**WHAT TO DO:** Output every record word for word.
..............................
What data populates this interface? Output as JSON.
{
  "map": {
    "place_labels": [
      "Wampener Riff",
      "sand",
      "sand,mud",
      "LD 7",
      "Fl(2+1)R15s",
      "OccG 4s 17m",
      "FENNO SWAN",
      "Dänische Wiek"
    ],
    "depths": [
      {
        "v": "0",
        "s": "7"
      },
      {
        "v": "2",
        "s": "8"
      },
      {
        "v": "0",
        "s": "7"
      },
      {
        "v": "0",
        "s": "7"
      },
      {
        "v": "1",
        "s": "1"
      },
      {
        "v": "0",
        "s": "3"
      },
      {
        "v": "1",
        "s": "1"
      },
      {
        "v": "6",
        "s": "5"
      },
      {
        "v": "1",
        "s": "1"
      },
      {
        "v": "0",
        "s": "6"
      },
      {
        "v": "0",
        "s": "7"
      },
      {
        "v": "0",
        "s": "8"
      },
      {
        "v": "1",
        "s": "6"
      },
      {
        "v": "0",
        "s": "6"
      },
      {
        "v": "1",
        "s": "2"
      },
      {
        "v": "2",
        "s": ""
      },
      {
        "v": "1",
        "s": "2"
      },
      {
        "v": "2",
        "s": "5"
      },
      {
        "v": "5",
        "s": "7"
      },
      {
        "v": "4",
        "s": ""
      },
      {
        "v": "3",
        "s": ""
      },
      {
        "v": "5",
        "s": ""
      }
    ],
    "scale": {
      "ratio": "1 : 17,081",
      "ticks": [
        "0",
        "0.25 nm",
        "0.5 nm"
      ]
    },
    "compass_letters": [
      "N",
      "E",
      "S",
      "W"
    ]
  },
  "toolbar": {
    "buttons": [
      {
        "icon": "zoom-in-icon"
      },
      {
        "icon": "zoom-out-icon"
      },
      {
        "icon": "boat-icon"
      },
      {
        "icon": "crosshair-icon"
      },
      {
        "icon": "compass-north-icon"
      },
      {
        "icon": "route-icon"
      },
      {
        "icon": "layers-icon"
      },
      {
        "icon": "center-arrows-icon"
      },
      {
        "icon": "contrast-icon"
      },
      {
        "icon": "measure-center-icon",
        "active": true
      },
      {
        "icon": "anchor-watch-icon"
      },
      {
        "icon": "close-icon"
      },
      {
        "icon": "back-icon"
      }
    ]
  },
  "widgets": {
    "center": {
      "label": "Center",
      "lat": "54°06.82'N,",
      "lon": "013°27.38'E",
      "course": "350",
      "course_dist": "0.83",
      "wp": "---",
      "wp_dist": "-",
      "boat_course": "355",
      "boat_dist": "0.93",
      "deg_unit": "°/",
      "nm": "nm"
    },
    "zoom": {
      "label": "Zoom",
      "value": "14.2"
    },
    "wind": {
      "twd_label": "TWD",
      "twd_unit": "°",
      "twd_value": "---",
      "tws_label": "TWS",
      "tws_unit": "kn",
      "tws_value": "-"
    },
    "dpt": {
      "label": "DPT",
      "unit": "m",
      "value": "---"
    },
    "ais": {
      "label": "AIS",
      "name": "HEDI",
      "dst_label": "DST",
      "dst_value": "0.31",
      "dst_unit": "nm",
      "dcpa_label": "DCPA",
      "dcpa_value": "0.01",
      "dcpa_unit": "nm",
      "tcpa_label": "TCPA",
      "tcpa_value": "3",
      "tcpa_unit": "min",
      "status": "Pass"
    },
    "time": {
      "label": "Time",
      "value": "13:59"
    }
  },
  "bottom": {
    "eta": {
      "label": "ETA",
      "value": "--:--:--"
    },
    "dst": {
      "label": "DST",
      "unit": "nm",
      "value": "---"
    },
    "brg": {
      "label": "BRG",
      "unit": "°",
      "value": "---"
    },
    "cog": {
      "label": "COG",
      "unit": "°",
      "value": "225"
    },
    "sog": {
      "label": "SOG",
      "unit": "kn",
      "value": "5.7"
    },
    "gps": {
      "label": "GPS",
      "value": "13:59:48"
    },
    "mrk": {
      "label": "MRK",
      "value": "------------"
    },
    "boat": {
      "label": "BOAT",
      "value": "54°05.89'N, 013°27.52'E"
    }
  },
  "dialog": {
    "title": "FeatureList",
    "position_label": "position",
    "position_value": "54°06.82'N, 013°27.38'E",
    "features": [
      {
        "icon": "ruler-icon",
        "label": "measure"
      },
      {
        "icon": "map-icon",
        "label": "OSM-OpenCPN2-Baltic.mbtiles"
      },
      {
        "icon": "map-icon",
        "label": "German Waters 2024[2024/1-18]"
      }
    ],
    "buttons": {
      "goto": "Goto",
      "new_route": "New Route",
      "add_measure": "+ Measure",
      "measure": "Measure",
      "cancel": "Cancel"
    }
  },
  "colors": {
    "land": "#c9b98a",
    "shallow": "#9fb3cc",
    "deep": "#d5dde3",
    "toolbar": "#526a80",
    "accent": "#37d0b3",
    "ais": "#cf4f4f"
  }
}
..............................
**ANSWER TO THE PROBLEM:**
What data populates this interface? Output as JSON.
{
  "map": {
    "place_labels": [
      "Wampener Riff",
      "sand",
      "sand,mud",
      "LD 7",
      "Fl(2+1)R15s",
      "OccG 4s 17m",
      "FENNO SWAN",
      "Dänische Wiek"
    ],
    "depths": [
      {
        "v": "0",
        "s": "7"
      },
      {
        "v": "2",
        "s": "8"
      },
      {
        "v": "0",
        "s": "7"
      },
      {
        "v": "0",
        "s": "7"
      },
      {
        "v": "1",
        "s": "1"
      },
      {
        "v": "0",
        "s": "3"
      },
      {
        "v": "1",
        "s": "1"
      },
      {
        "v": "6",
        "s": "5"
      },
      {
        "v": "1",
        "s": "1"
      },
      {
        "v": "0",
        "s": "6"
      },
      {
        "v": "0",
        "s": "7"
      },
      {
        "v": "0",
        "s": "8"
      },
      {
        "v": "1",
        "s": "6"
      },
      {
        "v": "0",
        "s": "6"
      },
      {
        "v": "1",
        "s": "2"
      },
      {
        "v": "2",
        "s": ""
      },
      {
        "v": "1",
        "s": "2"
      },
      {
        "v": "2",
        "s": "5"
      },
      {
        "v": "5",
        "s": "7"
      },
      {
        "v": "4",
        "s": ""
      },
      {
        "v": "3",
        "s": ""
      },
      {
        "v": "5",
        "s": ""
      }
    ],
    "scale": {
      "ratio": "1 : 17,081",
      "ticks": [
        "0",
        "0.25 nm",
        "0.5 nm"
      ]
    },
    "compass_letters": [
      "N",
      "E",
      "S",
      "W"
    ]
  },
  "toolbar": {
    "buttons": [
      {
        "icon": "zoom-in-icon"
      },
      {
        "icon": "zoom-out-icon"
      },
      {
        "icon": "boat-icon"
      },
      {
        "icon": "crosshair-icon"
      },
      {
        "icon": "compass-north-icon"
      },
      {
        "icon": "route-icon"
      },
      {
        "icon": "layers-icon"
      },
      {
        "icon": "center-arrows-icon"
      },
      {
        "icon": "contrast-icon"
      },
      {
        "icon": "measure-center-icon",
        "active": true
      },
      {
        "icon": "anchor-watch-icon"
      },
      {
        "icon": "close-icon"
      },
      {
        "icon": "back-icon"
      }
    ]
  },
  "widgets": {
    "center": {
      "label": "Center",
      "lat": "54°06.82'N,",
      "lon": "013°27.38'E",
      "course": "350",
      "course_dist": "0.83",
      "wp": "---",
      "wp_dist": "-",
      "boat_course": "355",
      "boat_dist": "0.93",
      "deg_unit": "°/",
      "nm": "nm"
    },
    "zoom": {
      "label": "Zoom",
      "value": "14.2"
    },
    "wind": {
      "twd_label": "TWD",
      "twd_unit": "°",
      "twd_value": "---",
      "tws_label": "TWS",
      "tws_unit": "kn",
      "tws_value": "-"
    },
    "dpt": {
      "label": "DPT",
      "unit": "m",
      "value": "---"
    },
    "ais": {
      "label": "AIS",
      "name": "HEDI",
      "dst_label": "DST",
      "dst_value": "0.31",
      "dst_unit": "nm",
      "dcpa_label": "DCPA",
      "dcpa_value": "0.01",
      "dcpa_unit": "nm",
      "tcpa_label": "TCPA",
      "tcpa_value": "3",
      "tcpa_unit": "min",
      "status": "Pass"
    },
    "time": {
      "label": "Time",
      "value": "13:59"
    }
  },
  "bottom": {
    "eta": {
      "label": "ETA",
      "value": "--:--:--"
    },
    "dst": {
      "label": "DST",
      "unit": "nm",
      "value": "---"
    },
    "brg": {
      "label": "BRG",
      "unit": "°",
      "value": "---"
    },
    "cog": {
      "label": "COG",
      "unit": "°",
      "value": "225"
    },
    "sog": {
      "label": "SOG",
      "unit": "kn",
      "value": "5.7"
    },
    "gps": {
      "label": "GPS",
      "value": "13:59:48"
    },
    "mrk": {
      "label": "MRK",
      "value": "------------"
    },
    "boat": {
      "label": "BOAT",
      "value": "54°05.89'N, 013°27.52'E"
    }
  },
  "dialog": {
    "title": "FeatureList",
    "position_label": "position",
    "position_value": "54°06.82'N, 013°27.38'E",
    "features": [
      {
        "icon": "ruler-icon",
        "label": "measure"
      },
      {
        "icon": "map-icon",
        "label": "OSM-OpenCPN2-Baltic.mbtiles"
      },
      {
        "icon": "map-icon",
        "label": "German Waters 2024[2024/1-18]"
      }
    ],
    "buttons": {
      "goto": "Goto",
      "new_route": "New Route",
      "add_measure": "+ Measure",
      "measure": "Measure",
      "cancel": "Cancel"
    }
  },
  "colors": {
    "land": "#c9b98a",
    "shallow": "#9fb3cc",
    "deep": "#d5dde3",
    "toolbar": "#526a80",
    "accent": "#37d0b3",
    "ais": "#cf4f4f"
  }
}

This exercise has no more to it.